Democrats acknowledge they are wary of a national mood that pollsters and prognosticators say could lead to major gains by Republicans in the U.S. House and Senate.
"Obviously it's a very tough year for Democrats," state party chairman Daniel Logsdon said.
The District 2 seat in western Kentucky held by the Senate's only independent, Bob Leeper, is one of a handful Democrats are targeting. Leeper faces Paducah businessman Rex Smith, a former Democratic state representative, and Republican William Michael East of Kevil, who is running a limited campaign.
Smith had spent more than $360,000 on the race as of Oct. 1, according to the state finance records. Leeper, running for his sixth term, had raised a total of about $94,000 in that time.

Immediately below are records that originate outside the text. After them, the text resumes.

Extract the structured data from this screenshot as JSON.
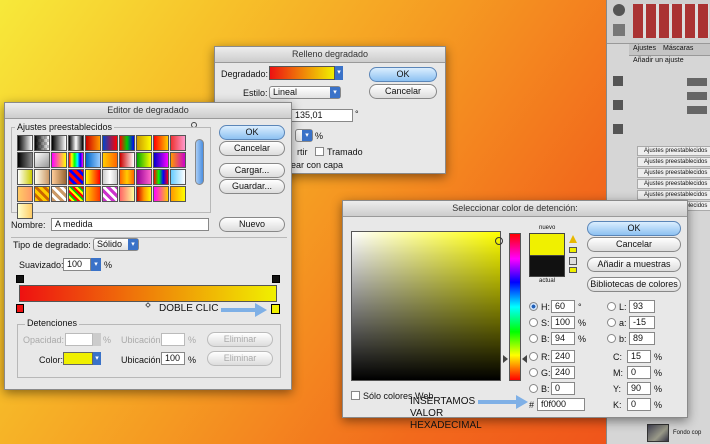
{
  "relleno": {
    "title": "Relleno degradado",
    "degradado_label": "Degradado:",
    "estilo_label": "Estilo:",
    "estilo_value": "Lineal",
    "angle_value": "135,01",
    "deg_symbol": "°",
    "percent": "%",
    "invertir_partial": "rtir",
    "tramado": "Tramado",
    "alinear_partial": "ear con capa",
    "ok": "OK",
    "cancelar": "Cancelar"
  },
  "editor": {
    "title": "Editor de degradado",
    "presets_label": "Ajustes preestablecidos",
    "ok": "OK",
    "cancelar": "Cancelar",
    "cargar": "Cargar...",
    "guardar": "Guardar...",
    "nombre_label": "Nombre:",
    "nombre_value": "A medida",
    "nuevo": "Nuevo",
    "tipo_label": "Tipo de degradado:",
    "tipo_value": "Sólido",
    "suavizado_label": "Suavizado:",
    "suavizado_value": "100",
    "percent": "%",
    "detenciones_label": "Detenciones",
    "opacidad_label": "Opacidad:",
    "ubicacion_label": "Ubicación:",
    "eliminar": "Eliminar",
    "color_label": "Color:",
    "ubicacion_value": "100",
    "doble_clic": "DOBLE CLIC"
  },
  "picker": {
    "title": "Seleccionar color de detención:",
    "nuevo": "nuevo",
    "actual": "actual",
    "ok": "OK",
    "cancelar": "Cancelar",
    "anadir": "Añadir a muestras",
    "bibliotecas": "Bibliotecas de colores",
    "fields": {
      "H": "60",
      "S": "100",
      "B": "94",
      "R": "240",
      "G": "240",
      "Bl": "0",
      "L": "93",
      "a": "-15",
      "b": "89",
      "C": "15",
      "M": "0",
      "Y": "90",
      "K": "0"
    },
    "labels": {
      "H": "H:",
      "S": "S:",
      "B": "B:",
      "R": "R:",
      "G": "G:",
      "Bl": "B:",
      "L": "L:",
      "a": "a:",
      "b": "b:",
      "C": "C:",
      "M": "M:",
      "Y": "Y:",
      "K": "K:"
    },
    "deg": "°",
    "percent": "%",
    "web_only": "Sólo colores Web",
    "hash": "#",
    "hex_value": "f0f000",
    "insertamos": [
      "INSERTAMOS",
      "VALOR",
      "HEXADECIMAL"
    ]
  },
  "panel": {
    "tab_ajustes": "Ajustes",
    "tab_mascaras": "Máscaras",
    "subtitle": "Añadir un ajuste",
    "rows": [
      "Ajustes preestablecidos",
      "Ajustes preestablecidos",
      "Ajustes preestablecidos",
      "Ajustes preestablecidos",
      "Ajustes preestablecidos",
      "Ajustes preestablecidos"
    ],
    "layer_name": "Fondo cop"
  },
  "colors": {
    "stop_yellow": "#f0f000",
    "stop_red": "#ee1111",
    "accent_blue": "#3a72c8"
  }
}
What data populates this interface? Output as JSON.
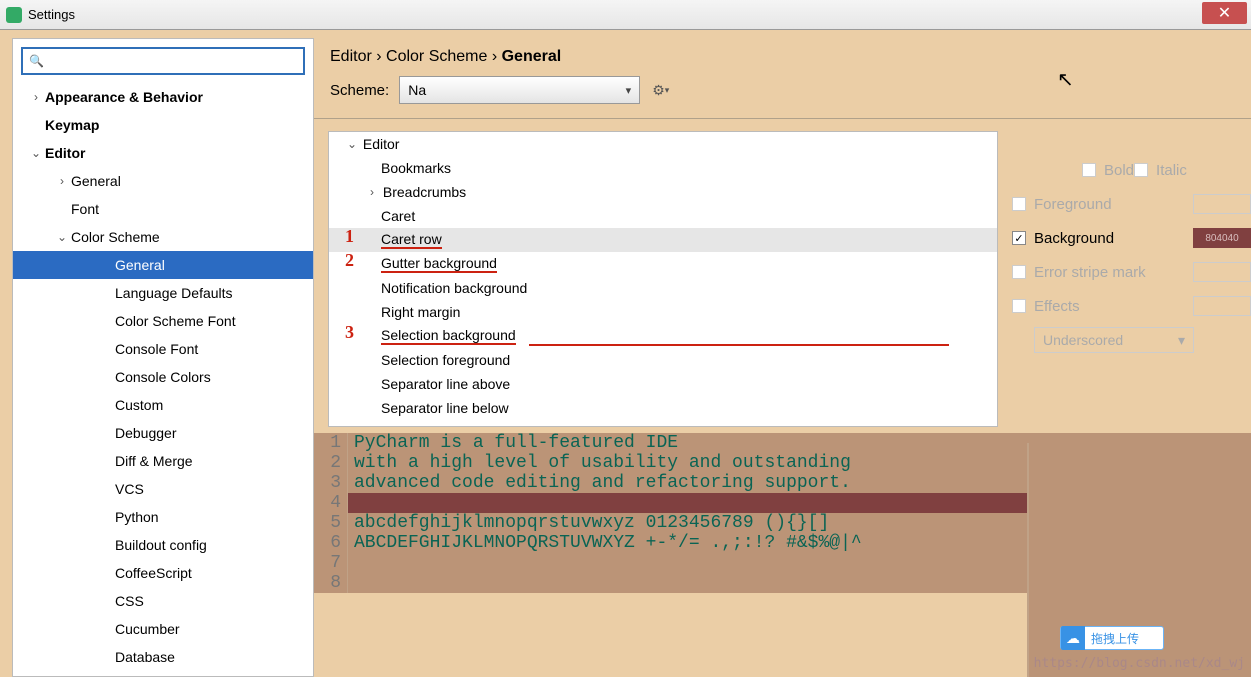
{
  "window": {
    "title": "Settings"
  },
  "search": {
    "placeholder": ""
  },
  "sidebar": {
    "items": [
      {
        "label": "Appearance & Behavior",
        "indent": "ind1",
        "arrow": "›",
        "bold": true
      },
      {
        "label": "Keymap",
        "indent": "ind1",
        "arrow": "",
        "bold": true
      },
      {
        "label": "Editor",
        "indent": "ind1",
        "arrow": "⌄",
        "bold": true
      },
      {
        "label": "General",
        "indent": "ind2",
        "arrow": "›",
        "bold": false
      },
      {
        "label": "Font",
        "indent": "ind2",
        "arrow": "",
        "bold": false
      },
      {
        "label": "Color Scheme",
        "indent": "ind2",
        "arrow": "⌄",
        "bold": false
      },
      {
        "label": "General",
        "indent": "ind4",
        "arrow": "",
        "bold": false,
        "selected": true
      },
      {
        "label": "Language Defaults",
        "indent": "ind4",
        "arrow": "",
        "bold": false
      },
      {
        "label": "Color Scheme Font",
        "indent": "ind4",
        "arrow": "",
        "bold": false
      },
      {
        "label": "Console Font",
        "indent": "ind4",
        "arrow": "",
        "bold": false
      },
      {
        "label": "Console Colors",
        "indent": "ind4",
        "arrow": "",
        "bold": false
      },
      {
        "label": "Custom",
        "indent": "ind4",
        "arrow": "",
        "bold": false
      },
      {
        "label": "Debugger",
        "indent": "ind4",
        "arrow": "",
        "bold": false
      },
      {
        "label": "Diff & Merge",
        "indent": "ind4",
        "arrow": "",
        "bold": false
      },
      {
        "label": "VCS",
        "indent": "ind4",
        "arrow": "",
        "bold": false
      },
      {
        "label": "Python",
        "indent": "ind4",
        "arrow": "",
        "bold": false
      },
      {
        "label": "Buildout config",
        "indent": "ind4",
        "arrow": "",
        "bold": false
      },
      {
        "label": "CoffeeScript",
        "indent": "ind4",
        "arrow": "",
        "bold": false
      },
      {
        "label": "CSS",
        "indent": "ind4",
        "arrow": "",
        "bold": false
      },
      {
        "label": "Cucumber",
        "indent": "ind4",
        "arrow": "",
        "bold": false
      },
      {
        "label": "Database",
        "indent": "ind4",
        "arrow": "",
        "bold": false
      }
    ]
  },
  "breadcrumbs": {
    "a": "Editor",
    "b": "Color Scheme",
    "c": "General",
    "sep": " › "
  },
  "scheme": {
    "label": "Scheme:",
    "value": "Na"
  },
  "options": {
    "root": "Editor",
    "items": [
      {
        "label": "Bookmarks"
      },
      {
        "label": "Breadcrumbs",
        "arrow": "›"
      },
      {
        "label": "Caret"
      },
      {
        "label": "Caret row",
        "selected": true,
        "underline": true,
        "num": "1"
      },
      {
        "label": "Gutter background",
        "underline": true,
        "num": "2"
      },
      {
        "label": "Notification background"
      },
      {
        "label": "Right margin"
      },
      {
        "label": "Selection background",
        "underline": true,
        "num": "3",
        "longline": true
      },
      {
        "label": "Selection foreground"
      },
      {
        "label": "Separator line above"
      },
      {
        "label": "Separator line below"
      }
    ]
  },
  "props": {
    "bold": "Bold",
    "italic": "Italic",
    "foreground": "Foreground",
    "background": "Background",
    "errorstripe": "Error stripe mark",
    "effects": "Effects",
    "effects_value": "Underscored",
    "bg_value": "804040"
  },
  "preview": {
    "lines": [
      {
        "n": "1",
        "t": "PyCharm is a full-featured IDE"
      },
      {
        "n": "2",
        "t": "with a high level of usability and outstanding"
      },
      {
        "n": "3",
        "t": "advanced code editing and refactoring support."
      },
      {
        "n": "4",
        "t": "",
        "caret": true
      },
      {
        "n": "5",
        "t": "abcdefghijklmnopqrstuvwxyz 0123456789 (){}[]"
      },
      {
        "n": "6",
        "t": "ABCDEFGHIJKLMNOPQRSTUVWXYZ +-*/= .,;:!? #&$%@|^"
      },
      {
        "n": "7",
        "t": ""
      },
      {
        "n": "8",
        "t": ""
      }
    ]
  },
  "float": {
    "label": "拖拽上传"
  },
  "watermark": "https://blog.csdn.net/xd_wj"
}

Robertson said Leeper, who has twice changed party affiliations over the years, is a "rock star," and well-known by the people in his district.
"It would appear that this is a year where being an independent is a good thing," he said.
State Democrats said they are also hoping to unseat Republican incumbent Alice Forgy-Kerr in Lexington's 12th District.
Kerr, who has held the seat since 1999, is being challenged by retired Fayette County Clerk Don Blevins, who had brought in more than $104,000 since Oct. 1. Kerr has kept pace, raising more than $94,000 for her campaign.
Robertson declined to point to any races where Republicans were hoping to unseat an incumbent Democrat.
"We are looking at all of them," he said.
Bowling Green Democrat Mike Reynolds could face a tough challenge from Republican Mike Wilson, a Christian radio executive, in the 32nd District. Reynolds won the seat in a special election last year after Brett Guthrie left to run for Congress.
Another special election winner, Robin Webb, a Democrat from Grayson, has been rematched with Flatwoods Republican Jack Ditty, whom she narrowly defeated last year in a three-way race for the District 18 seat.
And Richmond Internet executive Lee Murphy, a Democrat, is facing Republican Jared Carpenter, a Berea banker, for the open 34th District seat left by Senate Minority Leader Ed Worley, who is retiring. A third candidate, Donald Paul VanWinkle of Berea, is representing the Evangelical Christian Party.
In the state House, Democrats hold a 65-35 advantage over Republicans.
Robertson said Republicans have fielded challengers against 43 incumbent Democrats, while Democrats are challenging just nine Republican House members.
(Copyright 2010 by The Associated Press. All Rights Reserved.)